Along the way, he helped author many US and USN military airworthiness standards and specifications for helicopter and aircraft design and fielding, developed design certification criteria for new and novel aircraft structures from all materials including metal and composite.   He has also served as the head of the structures and materials committee for the American Helicopter Society.

In 2008, Clyde was competitively selected as the Technical Director for the Air Vehicle Department at NAWCAD.  This position served as the lead technical authority for an organization of over 1,000 engineers deployed nationally and internationally.   These engineers and scientists are charged with all aspects of cradle to grave engineering support of all USN manned and unmanned air vehicles and their constituent systems.  The department covers all disciplines of aeromechanics, flight controls, structures, materials, and subsystems and he oversees multiple efforts in R&D and S&T as well as acquisition and fielding of systems.  Due to his expertise and broad experience, he is frequently called upon to support and solve special issues in Naval Aviation and has worked on a number of industry/government blue ribbon teams.   He works frequently with other USN Commands and other DoD organizations such as the Office of Naval Research, the USAF, DARPA, and others.  As of his selection to the VTAOE, he still served in this position and relishes the challenges inherent in design and support of all sea-based aviation assets.   Clyde is thankful that his career has afforded him the opportunity to work on an incredible variety of aircraft and issues in a field which has held lifelong interest.  He has continued to take multiple courses throughout his career in fields such as aircraft loads, repair, and accident investigation and plans to continue to do so.  He is also grateful for opportunity to work in nearly every discipline of Aerospace Engineering and to Virginia Tech for the broad education that facilitated his career.

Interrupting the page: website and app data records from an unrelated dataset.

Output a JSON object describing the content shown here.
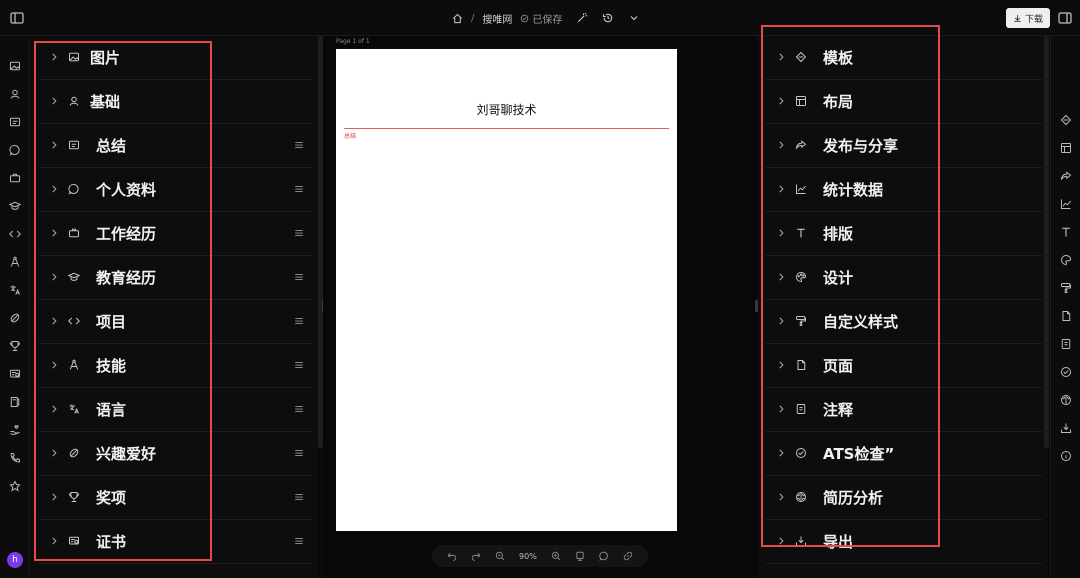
{
  "topbar": {
    "breadcrumb_home_icon": "home-icon",
    "separator": "/",
    "doc_title": "搜唯网",
    "saved_status": "已保存",
    "download_label": "下载"
  },
  "left_sections": [
    {
      "label": "图片",
      "icon": "image-icon",
      "draggable": false
    },
    {
      "label": "基础",
      "icon": "user-icon",
      "draggable": false
    },
    {
      "label": "总结",
      "icon": "summary-icon",
      "draggable": true
    },
    {
      "label": "个人资料",
      "icon": "chat-icon",
      "draggable": true
    },
    {
      "label": "工作经历",
      "icon": "briefcase-icon",
      "draggable": true
    },
    {
      "label": "教育经历",
      "icon": "graduation-cap-icon",
      "draggable": true
    },
    {
      "label": "项目",
      "icon": "code-icon",
      "draggable": true
    },
    {
      "label": "技能",
      "icon": "compass-icon",
      "draggable": true
    },
    {
      "label": "语言",
      "icon": "translate-icon",
      "draggable": true
    },
    {
      "label": "兴趣爱好",
      "icon": "leaf-icon",
      "draggable": true
    },
    {
      "label": "奖项",
      "icon": "trophy-icon",
      "draggable": true
    },
    {
      "label": "证书",
      "icon": "certificate-icon",
      "draggable": true
    }
  ],
  "right_sections": [
    {
      "label": "模板",
      "icon": "diamond-icon"
    },
    {
      "label": "布局",
      "icon": "layout-icon"
    },
    {
      "label": "发布与分享",
      "icon": "share-icon"
    },
    {
      "label": "统计数据",
      "icon": "chart-icon"
    },
    {
      "label": "排版",
      "icon": "type-icon"
    },
    {
      "label": "设计",
      "icon": "palette-icon"
    },
    {
      "label": "自定义样式",
      "icon": "paint-roller-icon"
    },
    {
      "label": "页面",
      "icon": "page-icon"
    },
    {
      "label": "注释",
      "icon": "note-icon"
    },
    {
      "label": "ATS检查”",
      "icon": "check-circle-icon"
    },
    {
      "label": "简历分析",
      "icon": "brain-icon"
    },
    {
      "label": "导出",
      "icon": "export-icon"
    }
  ],
  "canvas": {
    "page_label": "Page 1 of 1",
    "resume_name": "刘哥聊技术",
    "resume_subtitle": "总结"
  },
  "zoom": {
    "level": "90%"
  },
  "user": {
    "avatar_initial": "h"
  },
  "colors": {
    "highlight": "#e54b4b",
    "avatar": "#7c3aed",
    "accent_rule": "#e06060"
  }
}
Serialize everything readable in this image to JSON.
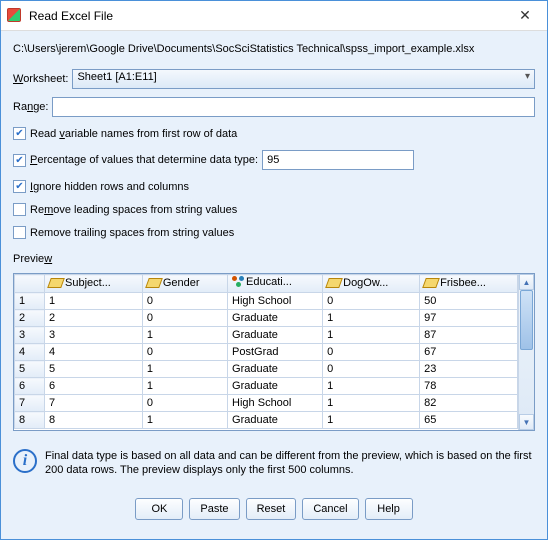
{
  "window": {
    "title": "Read Excel File"
  },
  "filepath": "C:\\Users\\jerem\\Google Drive\\Documents\\SocSciStatistics Technical\\spss_import_example.xlsx",
  "labels": {
    "worksheet": "Worksheet:",
    "range": "Range:",
    "read_varnames": "Read variable names from first row of data",
    "pct_values": "Percentage of values that determine data type:",
    "ignore_hidden": "Ignore hidden rows and columns",
    "remove_leading": "Remove leading spaces from string values",
    "remove_trailing": "Remove trailing spaces from string values",
    "preview": "Preview"
  },
  "worksheet_value": "Sheet1 [A1:E11]",
  "range_value": "",
  "pct_value": "95",
  "checks": {
    "read_varnames": true,
    "pct_values": true,
    "ignore_hidden": true,
    "remove_leading": false,
    "remove_trailing": false
  },
  "columns": [
    "Subject...",
    "Gender",
    "Educati...",
    "DogOw...",
    "Frisbee..."
  ],
  "col_icons": [
    "ruler",
    "ruler",
    "nominal",
    "ruler",
    "ruler"
  ],
  "rows": [
    {
      "n": "1",
      "c": [
        "1",
        "0",
        "High School",
        "0",
        "50"
      ]
    },
    {
      "n": "2",
      "c": [
        "2",
        "0",
        "Graduate",
        "1",
        "97"
      ]
    },
    {
      "n": "3",
      "c": [
        "3",
        "1",
        "Graduate",
        "1",
        "87"
      ]
    },
    {
      "n": "4",
      "c": [
        "4",
        "0",
        "PostGrad",
        "0",
        "67"
      ]
    },
    {
      "n": "5",
      "c": [
        "5",
        "1",
        "Graduate",
        "0",
        "23"
      ]
    },
    {
      "n": "6",
      "c": [
        "6",
        "1",
        "Graduate",
        "1",
        "78"
      ]
    },
    {
      "n": "7",
      "c": [
        "7",
        "0",
        "High School",
        "1",
        "82"
      ]
    },
    {
      "n": "8",
      "c": [
        "8",
        "1",
        "Graduate",
        "1",
        "65"
      ]
    }
  ],
  "info": "Final data type is based on all data and can be different from the preview, which is based on the first 200 data rows. The preview displays only the first 500 columns.",
  "buttons": {
    "ok": "OK",
    "paste": "Paste",
    "reset": "Reset",
    "cancel": "Cancel",
    "help": "Help"
  }
}
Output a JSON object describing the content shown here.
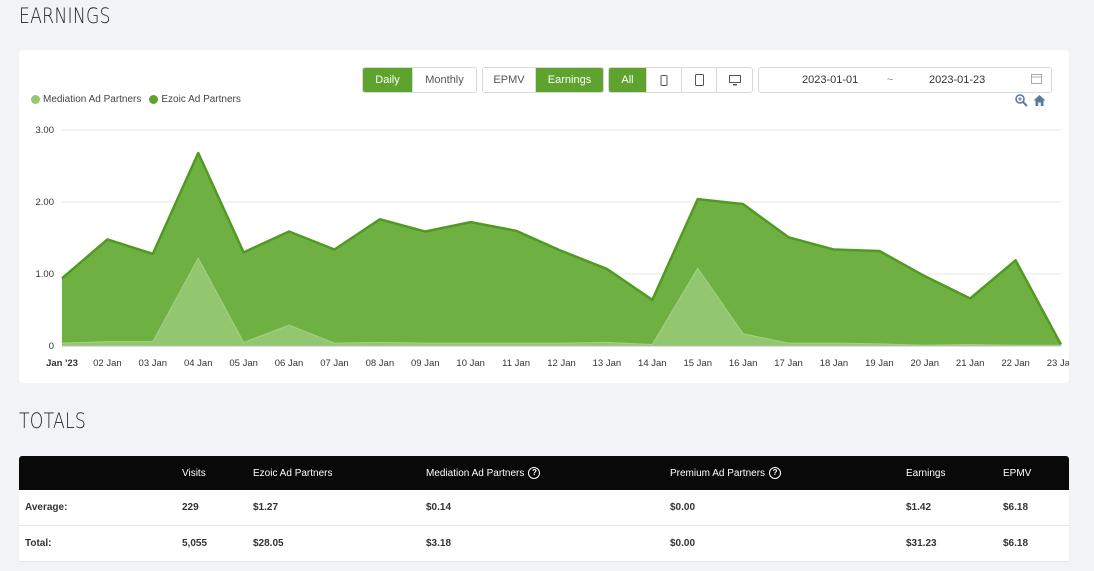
{
  "earnings_title": "EARNINGS",
  "totals_title": "TOTALS",
  "controls": {
    "period": [
      "Daily",
      "Monthly"
    ],
    "metric": [
      "EPMV",
      "Earnings"
    ],
    "device": [
      "All"
    ],
    "device_icons": [
      "mobile-icon",
      "tablet-icon",
      "desktop-icon"
    ],
    "date_start": "2023-01-01",
    "date_sep": "~",
    "date_end": "2023-01-23"
  },
  "colors": {
    "accent": "#5da32e",
    "ezoic_fill": "#6fb043",
    "ezoic_stroke": "#4f9a22",
    "mediation_fill": "#93c872",
    "mediation_dot": "#93c872",
    "ezoic_dot": "#5da32e"
  },
  "chart_data": {
    "type": "area",
    "categories": [
      "Jan '23",
      "02 Jan",
      "03 Jan",
      "04 Jan",
      "05 Jan",
      "06 Jan",
      "07 Jan",
      "08 Jan",
      "09 Jan",
      "10 Jan",
      "11 Jan",
      "12 Jan",
      "13 Jan",
      "14 Jan",
      "15 Jan",
      "16 Jan",
      "17 Jan",
      "18 Jan",
      "19 Jan",
      "20 Jan",
      "21 Jan",
      "22 Jan",
      "23 Jan"
    ],
    "series": [
      {
        "name": "Mediation Ad Partners",
        "values": [
          0.04,
          0.06,
          0.06,
          1.22,
          0.05,
          0.29,
          0.04,
          0.05,
          0.04,
          0.04,
          0.04,
          0.04,
          0.05,
          0.02,
          1.08,
          0.17,
          0.04,
          0.04,
          0.03,
          0.01,
          0.02,
          0.01,
          0.01
        ]
      },
      {
        "name": "Ezoic Ad Partners",
        "values": [
          0.94,
          1.48,
          1.28,
          2.68,
          1.3,
          1.59,
          1.34,
          1.76,
          1.59,
          1.72,
          1.6,
          1.32,
          1.07,
          0.64,
          2.04,
          1.97,
          1.51,
          1.34,
          1.32,
          0.97,
          0.66,
          1.19,
          0.02
        ]
      }
    ],
    "yticks": [
      "0",
      "1.00",
      "2.00",
      "3.00"
    ],
    "ylim": [
      0,
      3
    ],
    "grid": true,
    "legend": "top-left"
  },
  "table": {
    "headers": [
      "Visits",
      "Ezoic Ad Partners",
      "Mediation Ad Partners",
      "Premium Ad Partners",
      "Earnings",
      "EPMV"
    ],
    "rows": [
      {
        "label": "Average:",
        "values": [
          "229",
          "$1.27",
          "$0.14",
          "$0.00",
          "$1.42",
          "$6.18"
        ]
      },
      {
        "label": "Total:",
        "values": [
          "5,055",
          "$28.05",
          "$3.18",
          "$0.00",
          "$31.23",
          "$6.18"
        ]
      }
    ]
  }
}
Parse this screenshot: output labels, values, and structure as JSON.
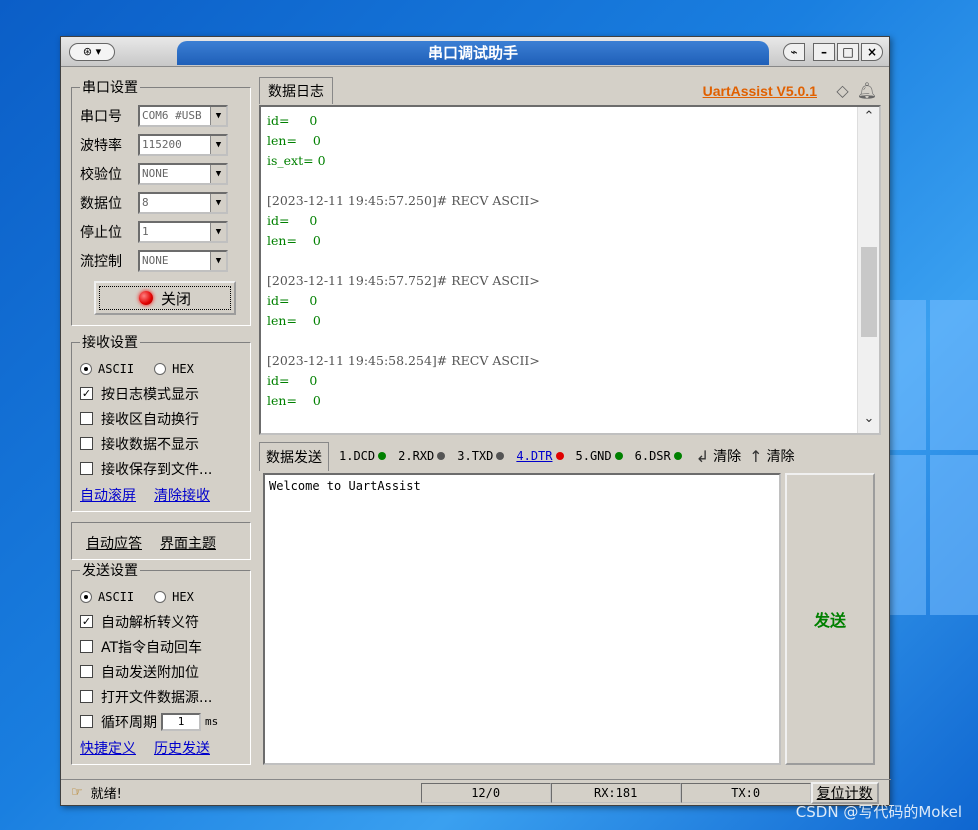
{
  "window": {
    "title": "串口调试助手",
    "sysmenu_glyph": "⊛ ▾",
    "buttons": {
      "pin": "⌁",
      "minimize": "–",
      "maximize": "□",
      "close": "×"
    }
  },
  "serial_settings": {
    "legend": "串口设置",
    "fields": [
      {
        "label": "串口号",
        "value": "COM6 #USB"
      },
      {
        "label": "波特率",
        "value": "115200"
      },
      {
        "label": "校验位",
        "value": "NONE"
      },
      {
        "label": "数据位",
        "value": "8"
      },
      {
        "label": "停止位",
        "value": "1"
      },
      {
        "label": "流控制",
        "value": "NONE"
      }
    ],
    "close_button": "关闭"
  },
  "receive_settings": {
    "legend": "接收设置",
    "radio_ascii": "ASCII",
    "radio_hex": "HEX",
    "options": [
      {
        "label": "按日志模式显示",
        "checked": true
      },
      {
        "label": "接收区自动换行",
        "checked": false
      },
      {
        "label": "接收数据不显示",
        "checked": false
      },
      {
        "label": "接收保存到文件...",
        "checked": false
      }
    ],
    "link_autoscroll": "自动滚屏",
    "link_clear": "清除接收"
  },
  "extra_links": {
    "auto_reply": "自动应答",
    "theme": "界面主题"
  },
  "send_settings": {
    "legend": "发送设置",
    "radio_ascii": "ASCII",
    "radio_hex": "HEX",
    "options": [
      {
        "label": "自动解析转义符",
        "checked": true
      },
      {
        "label": "AT指令自动回车",
        "checked": false
      },
      {
        "label": "自动发送附加位",
        "checked": false
      },
      {
        "label": "打开文件数据源...",
        "checked": false
      }
    ],
    "cycle_label": "循环周期",
    "cycle_value": "1",
    "cycle_unit": "ms",
    "link_shortcuts": "快捷定义",
    "link_history": "历史发送"
  },
  "log_panel": {
    "tab": "数据日志",
    "brand": "UartAssist V5.0.1",
    "lines": [
      {
        "t": "id=     0",
        "c": "g"
      },
      {
        "t": "len=    0",
        "c": "g"
      },
      {
        "t": "is_ext= 0",
        "c": "g"
      },
      {
        "t": "",
        "c": "g"
      },
      {
        "t": "[2023-12-11 19:45:57.250]# RECV ASCII>",
        "c": "h"
      },
      {
        "t": "id=     0",
        "c": "g"
      },
      {
        "t": "len=    0",
        "c": "g"
      },
      {
        "t": "",
        "c": "g"
      },
      {
        "t": "[2023-12-11 19:45:57.752]# RECV ASCII>",
        "c": "h"
      },
      {
        "t": "id=     0",
        "c": "g"
      },
      {
        "t": "len=    0",
        "c": "g"
      },
      {
        "t": "",
        "c": "g"
      },
      {
        "t": "[2023-12-11 19:45:58.254]# RECV ASCII>",
        "c": "h"
      },
      {
        "t": "id=     0",
        "c": "g"
      },
      {
        "t": "len=    0",
        "c": "g"
      }
    ]
  },
  "send_panel": {
    "tab": "数据发送",
    "pins": [
      {
        "label": "1.DCD",
        "color": "#008000"
      },
      {
        "label": "2.RXD",
        "color": "#555555"
      },
      {
        "label": "3.TXD",
        "color": "#555555"
      },
      {
        "label": "4.DTR",
        "color": "#e00000"
      },
      {
        "label": "5.GND",
        "color": "#008000"
      },
      {
        "label": "6.DSR",
        "color": "#008000"
      }
    ],
    "clear_rx": "清除",
    "clear_tx": "清除",
    "text": "Welcome to UartAssist",
    "send_button": "发送"
  },
  "status": {
    "ready": "就绪!",
    "counter": "12/0",
    "rx": "RX:181",
    "tx": "TX:0",
    "reset": "复位计数"
  },
  "watermark": "CSDN @写代码的Mokel"
}
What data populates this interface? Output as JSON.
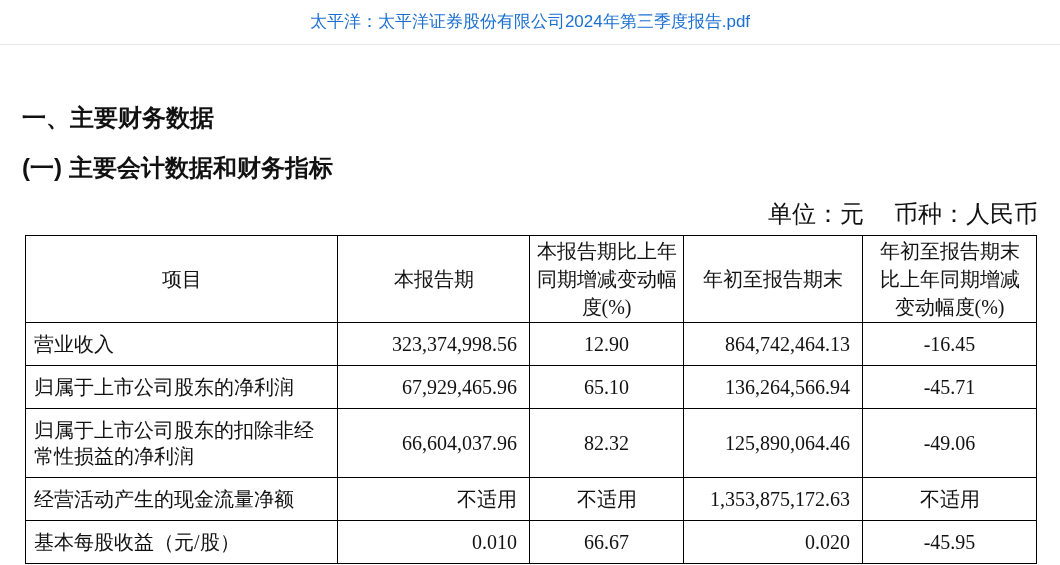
{
  "header": {
    "title": "太平洋：太平洋证券股份有限公司2024年第三季度报告.pdf"
  },
  "headings": [
    "一、主要财务数据",
    "(一) 主要会计数据和财务指标"
  ],
  "unit": {
    "unit": "单位：元",
    "currency": "币种：人民币"
  },
  "table": {
    "columns": [
      "项目",
      "本报告期",
      "本报告期比上年同期增减变动幅度(%)",
      "年初至报告期末",
      "年初至报告期末比上年同期增减变动幅度(%)"
    ],
    "rows": [
      [
        "营业收入",
        "323,374,998.56",
        "12.90",
        "864,742,464.13",
        "-16.45"
      ],
      [
        "归属于上市公司股东的净利润",
        "67,929,465.96",
        "65.10",
        "136,264,566.94",
        "-45.71"
      ],
      [
        "归属于上市公司股东的扣除非经常性损益的净利润",
        "66,604,037.96",
        "82.32",
        "125,890,064.46",
        "-49.06"
      ],
      [
        "经营活动产生的现金流量净额",
        "不适用",
        "不适用",
        "1,353,875,172.63",
        "不适用"
      ],
      [
        "基本每股收益（元/股）",
        "0.010",
        "66.67",
        "0.020",
        "-45.95"
      ]
    ]
  }
}
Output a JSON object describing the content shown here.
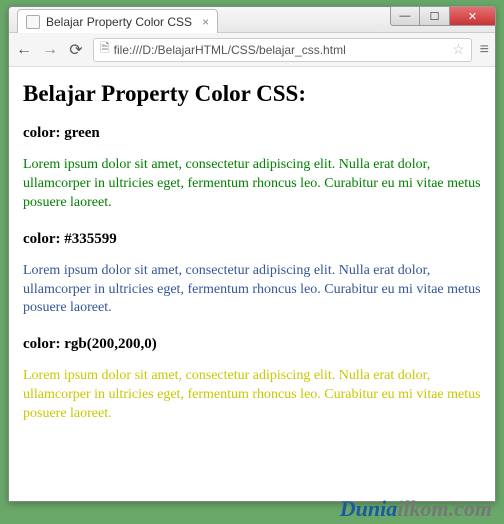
{
  "window": {
    "tab_title": "Belajar Property Color CSS",
    "url": "file:///D:/BelajarHTML/CSS/belajar_css.html"
  },
  "page": {
    "heading": "Belajar Property Color CSS:",
    "sections": [
      {
        "label": "color: green",
        "text": "Lorem ipsum dolor sit amet, consectetur adipiscing elit. Nulla erat dolor, ullamcorper in ultricies eget, fermentum rhoncus leo. Curabitur eu mi vitae metus posuere laoreet."
      },
      {
        "label": "color: #335599",
        "text": "Lorem ipsum dolor sit amet, consectetur adipiscing elit. Nulla erat dolor, ullamcorper in ultricies eget, fermentum rhoncus leo. Curabitur eu mi vitae metus posuere laoreet."
      },
      {
        "label": "color: rgb(200,200,0)",
        "text": "Lorem ipsum dolor sit amet, consectetur adipiscing elit. Nulla erat dolor, ullamcorper in ultricies eget, fermentum rhoncus leo. Curabitur eu mi vitae metus posuere laoreet."
      }
    ]
  },
  "watermark": {
    "part1": "Dunia",
    "part2": "ilkom.com"
  }
}
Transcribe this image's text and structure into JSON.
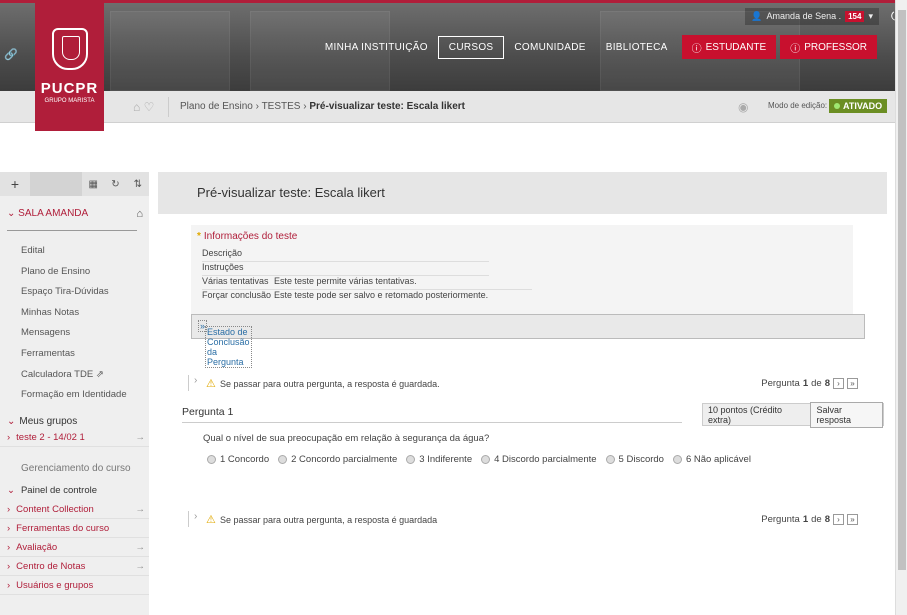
{
  "header": {
    "logo": {
      "name": "PUCPR",
      "sub": "GRUPO MARISTA"
    },
    "user": {
      "name": "Amanda de Sena .",
      "count": "154"
    },
    "nav": [
      "MINHA INSTITUIÇÃO",
      "CURSOS",
      "COMUNIDADE",
      "BIBLIOTECA"
    ],
    "buttons": [
      "ESTUDANTE",
      "PROFESSOR"
    ]
  },
  "breadcrumb": {
    "path1": "Plano de Ensino",
    "path2": "TESTES",
    "current": "Pré-visualizar teste: Escala likert",
    "edit_mode_label": "Modo de edição:",
    "edit_mode_value": "ATIVADO"
  },
  "sidebar": {
    "course": "SALA AMANDA",
    "links": [
      "Edital",
      "Plano de Ensino",
      "Espaço Tira-Dúvidas",
      "Minhas Notas",
      "Mensagens",
      "Ferramentas",
      "Calculadora TDE",
      "Formação em Identidade"
    ],
    "groups_header": "Meus grupos",
    "group": "teste 2 - 14/02 1",
    "manage": "Gerenciamento do curso",
    "panel": "Painel de controle",
    "panel_items": [
      "Content Collection",
      "Ferramentas do curso",
      "Avaliação",
      "Centro de Notas",
      "Usuários e grupos"
    ]
  },
  "main": {
    "title": "Pré-visualizar teste: Escala likert",
    "info_title": "Informações do teste",
    "info_rows": [
      {
        "k": "Descrição",
        "v": ""
      },
      {
        "k": "Instruções",
        "v": ""
      },
      {
        "k": "Várias tentativas",
        "v": "Este teste permite várias tentativas."
      },
      {
        "k": "Forçar conclusão",
        "v": "Este teste pode ser salvo e retomado posteriormente."
      }
    ],
    "estado": "Estado de Conclusão da Pergunta",
    "warning": "Se passar para outra pergunta, a resposta é guardada.",
    "warning2": "Se passar para outra pergunta, a resposta é guardada",
    "page_label": "Pergunta",
    "page_num": "1",
    "page_of": "de",
    "page_total": "8",
    "question_title": "Pergunta 1",
    "points": "10 pontos (Crédito extra)",
    "save": "Salvar resposta",
    "question": "Qual o nível de sua preocupação em relação à segurança da água?",
    "options": [
      "1 Concordo",
      "2 Concordo parcialmente",
      "3 Indiferente",
      "4 Discordo parcialmente",
      "5 Discordo",
      "6 Não aplicável"
    ]
  }
}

He enjoys woodworking, outdoor activities like hiking and kayaking, and restoring antique furniture and tools.  He is also an avid reader of aviation-related technical journals and papers and books on World War II.  Clyde has three wonderful daughters, Hannah, Abigail, and Lily and is blessed with a wonderful wife, Susan, without whose incredible support his career would not have been possible.